Calling God to witness I say that Talha and Zubair swore allegiance to me and then broke it. The devil has instigated them to follow a path which is not acceptable to God. These people are not afraid of God's wrath. When they come to you persuade them to stick to the path of fidelity for which they swore at Madina. If they submit behave kindly towards them. Should they persist in their treachery fight them until God decides between us."
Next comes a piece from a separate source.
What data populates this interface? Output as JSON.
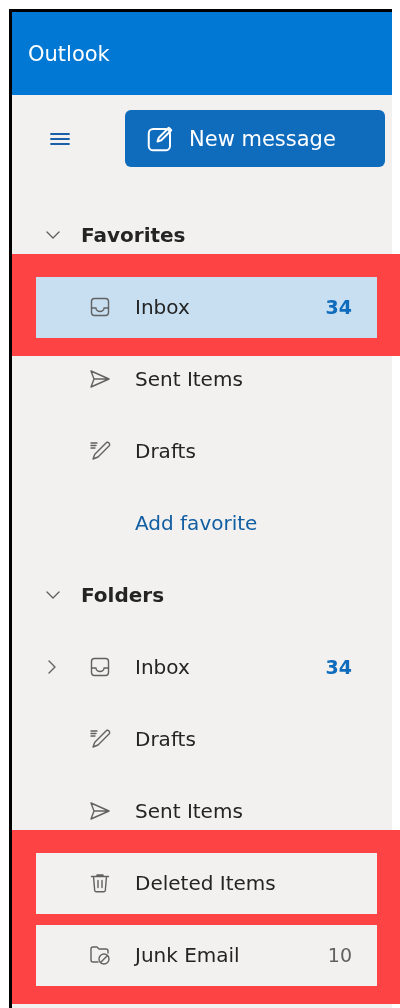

Before this letter reached him, Othman b Hanif had made a truce with Ayesha, and deputed an emissary to Madina to inquire whether Talha and Zubair had taken the oath of allegiance to Ali voluntarily or under some duress. When Ali came to know of this development, he addressed another letter to Othman b Hanif in the following terms: "Talha and Zubair swore allegiance to me under no compulsion. Even if they did so under fear or compulsion, such a constraint was used on them for preserving solidarity of Islam and not for creating discard among the believers. If they recant from what they have sworn, and aim at forcing my abdication they are without any cause. If they have any other grievance besides their aspiration to the Caliphate I will be prepared to consider it." It appears that before the second letter could reach Othman b Hanif, Basra had already been occupied by the forces of the confederates and the Governor of Ali had been overthrown.